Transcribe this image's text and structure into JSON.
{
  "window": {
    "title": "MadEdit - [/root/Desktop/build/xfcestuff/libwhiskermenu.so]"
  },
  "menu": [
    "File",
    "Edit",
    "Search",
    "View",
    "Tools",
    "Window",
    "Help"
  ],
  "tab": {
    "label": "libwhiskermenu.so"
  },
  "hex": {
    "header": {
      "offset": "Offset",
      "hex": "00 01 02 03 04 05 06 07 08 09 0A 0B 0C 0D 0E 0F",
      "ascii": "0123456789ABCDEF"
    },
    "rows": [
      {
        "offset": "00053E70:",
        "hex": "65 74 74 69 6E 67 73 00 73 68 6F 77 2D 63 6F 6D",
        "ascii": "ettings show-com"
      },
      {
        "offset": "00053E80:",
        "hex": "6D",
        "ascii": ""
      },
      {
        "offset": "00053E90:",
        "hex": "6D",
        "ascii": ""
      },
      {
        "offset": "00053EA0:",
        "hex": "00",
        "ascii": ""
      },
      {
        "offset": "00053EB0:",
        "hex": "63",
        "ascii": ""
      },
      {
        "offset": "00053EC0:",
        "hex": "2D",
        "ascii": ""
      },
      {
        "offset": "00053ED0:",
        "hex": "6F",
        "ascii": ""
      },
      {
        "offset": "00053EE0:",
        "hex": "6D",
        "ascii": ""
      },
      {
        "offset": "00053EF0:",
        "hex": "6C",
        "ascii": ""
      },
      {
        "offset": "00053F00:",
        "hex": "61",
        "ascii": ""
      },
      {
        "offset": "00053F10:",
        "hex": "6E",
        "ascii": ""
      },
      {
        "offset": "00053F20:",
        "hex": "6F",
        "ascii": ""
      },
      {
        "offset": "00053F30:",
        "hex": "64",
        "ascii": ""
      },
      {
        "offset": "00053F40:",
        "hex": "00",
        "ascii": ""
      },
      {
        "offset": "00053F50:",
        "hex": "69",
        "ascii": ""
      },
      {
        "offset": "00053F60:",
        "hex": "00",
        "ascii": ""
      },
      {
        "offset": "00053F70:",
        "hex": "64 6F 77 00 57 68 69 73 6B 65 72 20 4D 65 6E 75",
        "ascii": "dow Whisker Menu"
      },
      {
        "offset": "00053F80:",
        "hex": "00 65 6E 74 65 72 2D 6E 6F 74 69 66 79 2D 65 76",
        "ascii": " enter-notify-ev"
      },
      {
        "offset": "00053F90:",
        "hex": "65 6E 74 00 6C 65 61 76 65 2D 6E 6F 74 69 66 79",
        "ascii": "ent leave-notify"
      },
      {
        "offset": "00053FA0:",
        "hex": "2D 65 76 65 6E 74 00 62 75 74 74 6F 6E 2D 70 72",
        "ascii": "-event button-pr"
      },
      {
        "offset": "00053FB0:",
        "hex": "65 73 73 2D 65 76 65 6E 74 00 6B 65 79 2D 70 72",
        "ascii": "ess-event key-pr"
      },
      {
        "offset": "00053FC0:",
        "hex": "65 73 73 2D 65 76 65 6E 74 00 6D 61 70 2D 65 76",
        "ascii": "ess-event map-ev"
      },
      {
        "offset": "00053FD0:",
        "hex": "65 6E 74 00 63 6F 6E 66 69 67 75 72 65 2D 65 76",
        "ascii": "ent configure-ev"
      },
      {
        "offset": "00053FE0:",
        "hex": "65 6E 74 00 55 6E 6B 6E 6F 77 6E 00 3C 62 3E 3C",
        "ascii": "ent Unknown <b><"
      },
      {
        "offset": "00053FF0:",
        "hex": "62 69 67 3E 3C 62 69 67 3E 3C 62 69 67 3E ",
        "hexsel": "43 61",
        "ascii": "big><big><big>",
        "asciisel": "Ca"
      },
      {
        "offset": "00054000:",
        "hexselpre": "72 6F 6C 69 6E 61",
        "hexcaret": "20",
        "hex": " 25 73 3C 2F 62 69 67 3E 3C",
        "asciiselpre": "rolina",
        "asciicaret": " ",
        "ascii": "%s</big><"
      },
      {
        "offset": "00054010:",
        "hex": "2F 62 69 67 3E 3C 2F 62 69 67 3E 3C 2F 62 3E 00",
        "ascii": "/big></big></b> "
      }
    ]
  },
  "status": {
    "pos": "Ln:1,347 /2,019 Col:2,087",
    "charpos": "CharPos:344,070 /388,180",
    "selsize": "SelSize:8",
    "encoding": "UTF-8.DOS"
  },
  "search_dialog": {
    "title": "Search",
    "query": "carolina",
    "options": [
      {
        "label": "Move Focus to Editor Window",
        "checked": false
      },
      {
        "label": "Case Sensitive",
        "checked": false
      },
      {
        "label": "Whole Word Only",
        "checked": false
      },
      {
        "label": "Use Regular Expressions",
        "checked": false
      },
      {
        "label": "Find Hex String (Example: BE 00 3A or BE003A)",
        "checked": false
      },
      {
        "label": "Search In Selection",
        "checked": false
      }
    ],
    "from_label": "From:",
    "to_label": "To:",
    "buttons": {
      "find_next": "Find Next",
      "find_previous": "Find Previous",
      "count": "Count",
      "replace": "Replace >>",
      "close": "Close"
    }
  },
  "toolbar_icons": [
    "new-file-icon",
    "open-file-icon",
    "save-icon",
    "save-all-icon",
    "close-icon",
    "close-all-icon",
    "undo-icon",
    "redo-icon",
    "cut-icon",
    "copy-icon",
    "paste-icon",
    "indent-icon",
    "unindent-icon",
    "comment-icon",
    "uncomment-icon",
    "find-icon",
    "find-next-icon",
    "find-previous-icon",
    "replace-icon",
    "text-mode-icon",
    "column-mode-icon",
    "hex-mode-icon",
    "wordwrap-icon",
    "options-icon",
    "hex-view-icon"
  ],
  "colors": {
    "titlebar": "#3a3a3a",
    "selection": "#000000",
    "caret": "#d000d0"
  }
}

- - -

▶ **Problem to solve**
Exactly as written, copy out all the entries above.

▶ **Task output**
Transcribe this image's text and structure into JSON.
{
  "window": {
    "title": "MadEdit - [/root/Desktop/build/xfcestuff/libwhiskermenu.so]"
  },
  "menu": [
    "File",
    "Edit",
    "Search",
    "View",
    "Tools",
    "Window",
    "Help"
  ],
  "tab": {
    "label": "libwhiskermenu.so"
  },
  "hex": {
    "header": {
      "offset": "Offset",
      "hex": "00 01 02 03 04 05 06 07 08 09 0A 0B 0C 0D 0E 0F",
      "ascii": "0123456789ABCDEF"
    },
    "rows": [
      {
        "offset": "00053E70:",
        "hex": "65 74 74 69 6E 67 73 00 73 68 6F 77 2D 63 6F 6D",
        "ascii": "ettings show-com"
      },
      {
        "offset": "00053E80:",
        "hex": "6D",
        "ascii": ""
      },
      {
        "offset": "00053E90:",
        "hex": "6D",
        "ascii": ""
      },
      {
        "offset": "00053EA0:",
        "hex": "00",
        "ascii": ""
      },
      {
        "offset": "00053EB0:",
        "hex": "63",
        "ascii": ""
      },
      {
        "offset": "00053EC0:",
        "hex": "2D",
        "ascii": ""
      },
      {
        "offset": "00053ED0:",
        "hex": "6F",
        "ascii": ""
      },
      {
        "offset": "00053EE0:",
        "hex": "6D",
        "ascii": ""
      },
      {
        "offset": "00053EF0:",
        "hex": "6C",
        "ascii": ""
      },
      {
        "offset": "00053F00:",
        "hex": "61",
        "ascii": ""
      },
      {
        "offset": "00053F10:",
        "hex": "6E",
        "ascii": ""
      },
      {
        "offset": "00053F20:",
        "hex": "6F",
        "ascii": ""
      },
      {
        "offset": "00053F30:",
        "hex": "64",
        "ascii": ""
      },
      {
        "offset": "00053F40:",
        "hex": "00",
        "ascii": ""
      },
      {
        "offset": "00053F50:",
        "hex": "69",
        "ascii": ""
      },
      {
        "offset": "00053F60:",
        "hex": "00",
        "ascii": ""
      },
      {
        "offset": "00053F70:",
        "hex": "64 6F 77 00 57 68 69 73 6B 65 72 20 4D 65 6E 75",
        "ascii": "dow Whisker Menu"
      },
      {
        "offset": "00053F80:",
        "hex": "00 65 6E 74 65 72 2D 6E 6F 74 69 66 79 2D 65 76",
        "ascii": " enter-notify-ev"
      },
      {
        "offset": "00053F90:",
        "hex": "65 6E 74 00 6C 65 61 76 65 2D 6E 6F 74 69 66 79",
        "ascii": "ent leave-notify"
      },
      {
        "offset": "00053FA0:",
        "hex": "2D 65 76 65 6E 74 00 62 75 74 74 6F 6E 2D 70 72",
        "ascii": "-event button-pr"
      },
      {
        "offset": "00053FB0:",
        "hex": "65 73 73 2D 65 76 65 6E 74 00 6B 65 79 2D 70 72",
        "ascii": "ess-event key-pr"
      },
      {
        "offset": "00053FC0:",
        "hex": "65 73 73 2D 65 76 65 6E 74 00 6D 61 70 2D 65 76",
        "ascii": "ess-event map-ev"
      },
      {
        "offset": "00053FD0:",
        "hex": "65 6E 74 00 63 6F 6E 66 69 67 75 72 65 2D 65 76",
        "ascii": "ent configure-ev"
      },
      {
        "offset": "00053FE0:",
        "hex": "65 6E 74 00 55 6E 6B 6E 6F 77 6E 00 3C 62 3E 3C",
        "ascii": "ent Unknown <b><"
      },
      {
        "offset": "00053FF0:",
        "hex": "62 69 67 3E 3C 62 69 67 3E 3C 62 69 67 3E ",
        "hexsel": "43 61",
        "ascii": "big><big><big>",
        "asciisel": "Ca"
      },
      {
        "offset": "00054000:",
        "hexselpre": "72 6F 6C 69 6E 61",
        "hexcaret": "20",
        "hex": " 25 73 3C 2F 62 69 67 3E 3C",
        "asciiselpre": "rolina",
        "asciicaret": " ",
        "ascii": "%s</big><"
      },
      {
        "offset": "00054010:",
        "hex": "2F 62 69 67 3E 3C 2F 62 69 67 3E 3C 2F 62 3E 00",
        "ascii": "/big></big></b> "
      }
    ]
  },
  "status": {
    "pos": "Ln:1,347 /2,019 Col:2,087",
    "charpos": "CharPos:344,070 /388,180",
    "selsize": "SelSize:8",
    "encoding": "UTF-8.DOS"
  },
  "search_dialog": {
    "title": "Search",
    "query": "carolina",
    "options": [
      {
        "label": "Move Focus to Editor Window",
        "checked": false
      },
      {
        "label": "Case Sensitive",
        "checked": false
      },
      {
        "label": "Whole Word Only",
        "checked": false
      },
      {
        "label": "Use Regular Expressions",
        "checked": false
      },
      {
        "label": "Find Hex String (Example: BE 00 3A or BE003A)",
        "checked": false
      },
      {
        "label": "Search In Selection",
        "checked": false
      }
    ],
    "from_label": "From:",
    "to_label": "To:",
    "buttons": {
      "find_next": "Find Next",
      "find_previous": "Find Previous",
      "count": "Count",
      "replace": "Replace >>",
      "close": "Close"
    }
  },
  "toolbar_icons": [
    "new-file-icon",
    "open-file-icon",
    "save-icon",
    "save-all-icon",
    "close-icon",
    "close-all-icon",
    "undo-icon",
    "redo-icon",
    "cut-icon",
    "copy-icon",
    "paste-icon",
    "indent-icon",
    "unindent-icon",
    "comment-icon",
    "uncomment-icon",
    "find-icon",
    "find-next-icon",
    "find-previous-icon",
    "replace-icon",
    "text-mode-icon",
    "column-mode-icon",
    "hex-mode-icon",
    "wordwrap-icon",
    "options-icon",
    "hex-view-icon"
  ],
  "colors": {
    "titlebar": "#3a3a3a",
    "selection": "#000000",
    "caret": "#d000d0"
  }
}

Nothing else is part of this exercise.